◆ **WHAT THIS TASK INVOLVES**
Repeat all of the records verbatim.

Stored data:
* * * *

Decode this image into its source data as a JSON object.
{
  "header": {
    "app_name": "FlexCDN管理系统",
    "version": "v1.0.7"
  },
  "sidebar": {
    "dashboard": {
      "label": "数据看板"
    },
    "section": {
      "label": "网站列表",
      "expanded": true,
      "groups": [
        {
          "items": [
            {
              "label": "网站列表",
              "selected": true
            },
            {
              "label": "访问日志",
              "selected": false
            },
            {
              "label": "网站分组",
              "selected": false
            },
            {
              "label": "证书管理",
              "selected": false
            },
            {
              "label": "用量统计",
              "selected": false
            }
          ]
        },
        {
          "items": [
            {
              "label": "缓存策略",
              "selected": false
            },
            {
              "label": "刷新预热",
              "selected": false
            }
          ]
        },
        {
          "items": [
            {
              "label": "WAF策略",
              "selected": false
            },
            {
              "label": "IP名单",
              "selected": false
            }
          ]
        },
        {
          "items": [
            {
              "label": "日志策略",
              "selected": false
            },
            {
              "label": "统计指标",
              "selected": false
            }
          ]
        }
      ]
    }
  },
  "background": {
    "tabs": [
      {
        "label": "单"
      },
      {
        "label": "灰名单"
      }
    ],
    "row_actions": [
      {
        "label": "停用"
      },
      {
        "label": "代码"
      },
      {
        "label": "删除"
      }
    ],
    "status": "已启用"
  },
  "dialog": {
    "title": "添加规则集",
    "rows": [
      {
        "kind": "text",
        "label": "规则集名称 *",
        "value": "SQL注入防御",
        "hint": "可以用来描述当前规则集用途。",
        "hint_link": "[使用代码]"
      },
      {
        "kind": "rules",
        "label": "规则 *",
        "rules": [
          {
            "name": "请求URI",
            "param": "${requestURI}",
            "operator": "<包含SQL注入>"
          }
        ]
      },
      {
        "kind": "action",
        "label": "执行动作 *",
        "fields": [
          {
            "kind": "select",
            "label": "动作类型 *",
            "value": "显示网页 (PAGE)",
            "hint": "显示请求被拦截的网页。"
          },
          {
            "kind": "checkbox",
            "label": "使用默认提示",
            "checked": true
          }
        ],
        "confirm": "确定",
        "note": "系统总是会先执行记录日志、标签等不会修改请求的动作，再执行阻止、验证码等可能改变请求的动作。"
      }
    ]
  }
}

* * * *

◆ **SOLVED PROBLEM**
Decode this image into its source data as a JSON object.
{
  "header": {
    "app_name": "FlexCDN管理系统",
    "version": "v1.0.7"
  },
  "sidebar": {
    "dashboard": {
      "label": "数据看板"
    },
    "section": {
      "label": "网站列表",
      "expanded": true,
      "groups": [
        {
          "items": [
            {
              "label": "网站列表",
              "selected": true
            },
            {
              "label": "访问日志",
              "selected": false
            },
            {
              "label": "网站分组",
              "selected": false
            },
            {
              "label": "证书管理",
              "selected": false
            },
            {
              "label": "用量统计",
              "selected": false
            }
          ]
        },
        {
          "items": [
            {
              "label": "缓存策略",
              "selected": false
            },
            {
              "label": "刷新预热",
              "selected": false
            }
          ]
        },
        {
          "items": [
            {
              "label": "WAF策略",
              "selected": false
            },
            {
              "label": "IP名单",
              "selected": false
            }
          ]
        },
        {
          "items": [
            {
              "label": "日志策略",
              "selected": false
            },
            {
              "label": "统计指标",
              "selected": false
            }
          ]
        }
      ]
    }
  },
  "background": {
    "tabs": [
      {
        "label": "单"
      },
      {
        "label": "灰名单"
      }
    ],
    "row_actions": [
      {
        "label": "停用"
      },
      {
        "label": "代码"
      },
      {
        "label": "删除"
      }
    ],
    "status": "已启用"
  },
  "dialog": {
    "title": "添加规则集",
    "rows": [
      {
        "kind": "text",
        "label": "规则集名称 *",
        "value": "SQL注入防御",
        "hint": "可以用来描述当前规则集用途。",
        "hint_link": "[使用代码]"
      },
      {
        "kind": "rules",
        "label": "规则 *",
        "rules": [
          {
            "name": "请求URI",
            "param": "${requestURI}",
            "operator": "<包含SQL注入>"
          }
        ]
      },
      {
        "kind": "action",
        "label": "执行动作 *",
        "fields": [
          {
            "kind": "select",
            "label": "动作类型 *",
            "value": "显示网页 (PAGE)",
            "hint": "显示请求被拦截的网页。"
          },
          {
            "kind": "checkbox",
            "label": "使用默认提示",
            "checked": true
          }
        ],
        "confirm": "确定",
        "note": "系统总是会先执行记录日志、标签等不会修改请求的动作，再执行阻止、验证码等可能改变请求的动作。"
      }
    ]
  }
}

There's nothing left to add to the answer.